Speaking to the Times-Picayune, spokesperson Julie Mickelberry of Planned Parenthood of Louisiana and the Mississippi Delta said the bill “puts politics above the health and safety of women…You are not taking a woman’s health into consideration.” According to the Associated Press, Representative Monica Walker (D) had suggested an amendment that would reverse the ban in cases of incest or rape to the Committee. The bill was approved without these exceptions and Walker is considering offering an amendment during the debate by the full House, reports the Times-Picayune.
Should the House vote in favor of the ban, the bill will return to the Senate to approve the amendment. Debate in the Senate last month demonstrated the strong anti-choice politics of the legislators, as there were no arguments against the ban, but only questions of whether to include exceptions for cases of rape and incest. An amendment to include rape and incest exceptions was defeated. The ban is a trigger law, meaning it will only go into effect if Roe v. Wade is overturned.
4/17/2014 Supreme Court of India Recognizes Transgender Rights - India's Supreme Court ruled Tuesday that official documents must allow transgender people to identify as a third gender and directed the federal and state governments to include transgender people, known as hijras, in welfare programs such as education, health care, and job programs.

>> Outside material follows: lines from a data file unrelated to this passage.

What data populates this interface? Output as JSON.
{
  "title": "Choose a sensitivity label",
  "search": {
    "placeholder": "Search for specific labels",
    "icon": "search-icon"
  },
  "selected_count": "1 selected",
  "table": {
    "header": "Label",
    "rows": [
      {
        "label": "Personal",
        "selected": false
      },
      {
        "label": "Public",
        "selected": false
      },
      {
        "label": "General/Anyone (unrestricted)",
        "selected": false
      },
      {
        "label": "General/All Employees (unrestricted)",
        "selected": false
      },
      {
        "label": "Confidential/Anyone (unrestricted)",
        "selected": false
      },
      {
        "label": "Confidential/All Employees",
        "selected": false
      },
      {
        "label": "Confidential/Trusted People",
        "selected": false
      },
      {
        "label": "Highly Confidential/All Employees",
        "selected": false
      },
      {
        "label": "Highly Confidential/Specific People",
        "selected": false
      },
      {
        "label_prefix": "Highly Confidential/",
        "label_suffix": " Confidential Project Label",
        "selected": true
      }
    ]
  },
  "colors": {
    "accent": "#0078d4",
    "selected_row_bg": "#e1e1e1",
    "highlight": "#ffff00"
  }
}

"All documents will now have a third category marked 'transgender,'" said Laxmi Narayan Tripathi, a transgender activist who petitioned the court. . . .